I firmly believe that there is an underlying energy or force that pervades the universe and everything in it. It is the source and the terminus of all things, the beginning and the end. It has many names: God, qi (chi), 'the force' (for you Star Wars fans), Allah, Yahweh, cosmic energy, so on and so forth. It pervades everything from timeless mountains to piles of yak shit. Sometimes you really need to concentrate to tune in. Other times the frequency is hauntingly clear and you are compelled to notice. I believe walking alone on a Himalayan path under a clear blue matutinal sky increases a person's conductive properties exponentially.

As I made my way along an empty path something overwhelmed me. I was no longer just walking through the Khumbu Region of Nepal. I began a journey through memories, emotions, and experiences from my past. It was beautiful. It was debilitating. It was…..overpowering. Sometimes a person is just not ready to be a cosmic tuning fork. I was not. The tears began to flow and once the flood gates were opened there was no stemming the tide. I suppose there is something ridiculous, farcical, and even melodramatic and histrionic about a man bent over his trekking poles on the path to Tengboche sobbing like a child.

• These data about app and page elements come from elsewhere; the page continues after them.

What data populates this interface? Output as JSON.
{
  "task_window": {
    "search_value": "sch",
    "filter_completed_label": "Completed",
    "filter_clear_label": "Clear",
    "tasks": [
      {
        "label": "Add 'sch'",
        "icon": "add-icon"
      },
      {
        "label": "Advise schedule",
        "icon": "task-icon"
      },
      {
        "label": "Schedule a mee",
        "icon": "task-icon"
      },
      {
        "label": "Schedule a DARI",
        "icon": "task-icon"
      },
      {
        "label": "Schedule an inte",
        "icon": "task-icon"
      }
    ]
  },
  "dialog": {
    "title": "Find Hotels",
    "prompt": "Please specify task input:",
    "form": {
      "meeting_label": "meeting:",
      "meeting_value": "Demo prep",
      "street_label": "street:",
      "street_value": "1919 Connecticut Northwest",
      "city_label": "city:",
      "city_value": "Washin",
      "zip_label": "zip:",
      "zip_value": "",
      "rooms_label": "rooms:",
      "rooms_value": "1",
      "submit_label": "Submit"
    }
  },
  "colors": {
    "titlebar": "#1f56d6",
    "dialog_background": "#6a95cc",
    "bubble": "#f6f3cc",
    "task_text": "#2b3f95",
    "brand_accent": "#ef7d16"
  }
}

Trite? Hackneyed? Corny? Jejune? All good adjectives. I can hardly expect someone to understand when I cannot grasp the significance myself. One thing is unmistakable: At moments like that you know you are alive. You are present. You are…..you. And nothing on this green Earth or in the heavens for that matter can change it. It is immutable and inescapably profound. There is not a drug out there that could possible measure up. Perhaps, such experiences are glimpses into the Buddhist state of enlightenment or nirvana. Then again, maybe I'm just full of existential poop.

As I made my way along I rejoined the traditional path and joined the rest of the herd. Admittedly, there was a bit of a bounce in my step, as if a burden had been lifted or the proverbial monkey from my back shed. I was free to move on.

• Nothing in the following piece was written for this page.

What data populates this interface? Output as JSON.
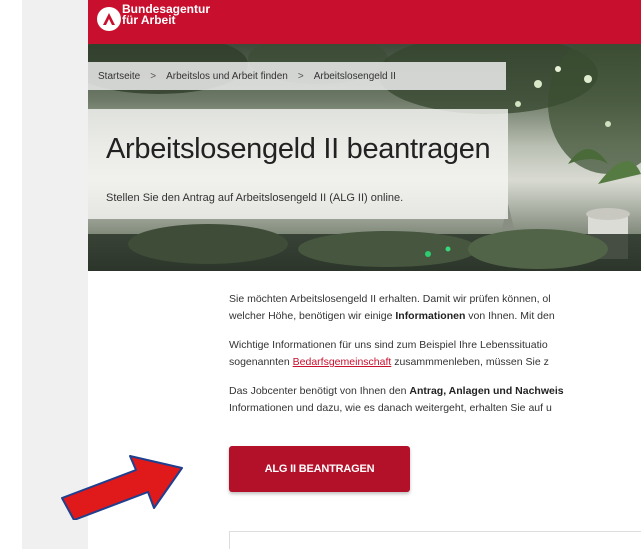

I arrived in Tengboche just after noon. I am not one to call it a day so soon but Tengboche is a place worth loitering in. For one you have the beautiful monastery that serves as the focal point of the village set within a Himalayan backdrop. Not only that but nearby is a trail leading up a small 'hill' containing a stupa. It is all relative. The hill in question would probably be one of the highest points in the US.

Naturally, it was begging to be climbed so I threw on a wind jacket and went for a stroll. I was not disappointed. The steep gradient, along with some recent snowfall, almost made me turn back as trudging through snow and ice was a bit unsettling. However, I persevered and continued on. My reward? Well, this was to be my first view of Everest and it was something. Alone again…..surrounded by scenery that defies human comprehension. It was magnificent.

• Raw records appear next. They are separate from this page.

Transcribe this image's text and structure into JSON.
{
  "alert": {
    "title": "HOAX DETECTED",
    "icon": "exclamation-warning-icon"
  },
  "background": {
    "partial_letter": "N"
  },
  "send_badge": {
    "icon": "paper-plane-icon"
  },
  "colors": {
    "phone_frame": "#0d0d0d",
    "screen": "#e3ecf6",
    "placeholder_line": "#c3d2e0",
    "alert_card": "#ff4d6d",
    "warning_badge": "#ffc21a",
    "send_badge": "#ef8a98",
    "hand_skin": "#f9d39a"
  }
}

I was in such a stupendous mood that on the way down I began singing Zip-a-Dee-Doo-Dah out loud. It would have been much more gratifying if I could remember (if I ever knew in the first place) the f***ing lyrics. For those of you that might lose sleep otherwise here you go:

Zip-a-dee-doo-dah, zip-a-dee-ay
My, oh my, what a wonderful day
Plenty of sunshine headin' my way
Zip-a-dee-doo-dah, zip-a-dee-ay

Mister Bluebird's on my shoulder
It's the truth, it's actual
Ev'rything is satisfactual
Zip-a-dee-doo-dah, zip-a-dee-ay
Wonderful feeling, wonderful day, yes sir!

Zip-a-dee-doo-dah, zip-a-dee-ay
My, oh my, what a wonderful day
Plenty of sunshine headin' my way
Zip-a-dee-doo-dah, zip-a-dee-ay

Mister Bluebird's on my shoulder
It's the truth, it's actual
Ev'rything is satisfactual
Zip-a-dee-doo-dah, zip-a-dee-ay
Wonderful feeling, feeling this way

Mister Bluebird's on my shoulder
It is the truth, it's actual... huh?
Where is that bluebird? Mm-hm!
Ev'rything is satisfactual
Zip-a-dee-doo-dah, zip-a-dee-ay
Wonderful feeling, wonderful day!

"In the presence of eternity, the mountains are as transient as the clouds. "
-Robert Green Ingersoll, lawyer and orator (1833-1899) 

1 comment:

  1. Thank you for the excellent blog, I am doing this exact trek in 3 weeks and you've made even more excited. Cheers.


'Love me or hate me, but spare me your indifference.' -- Libbie Fudim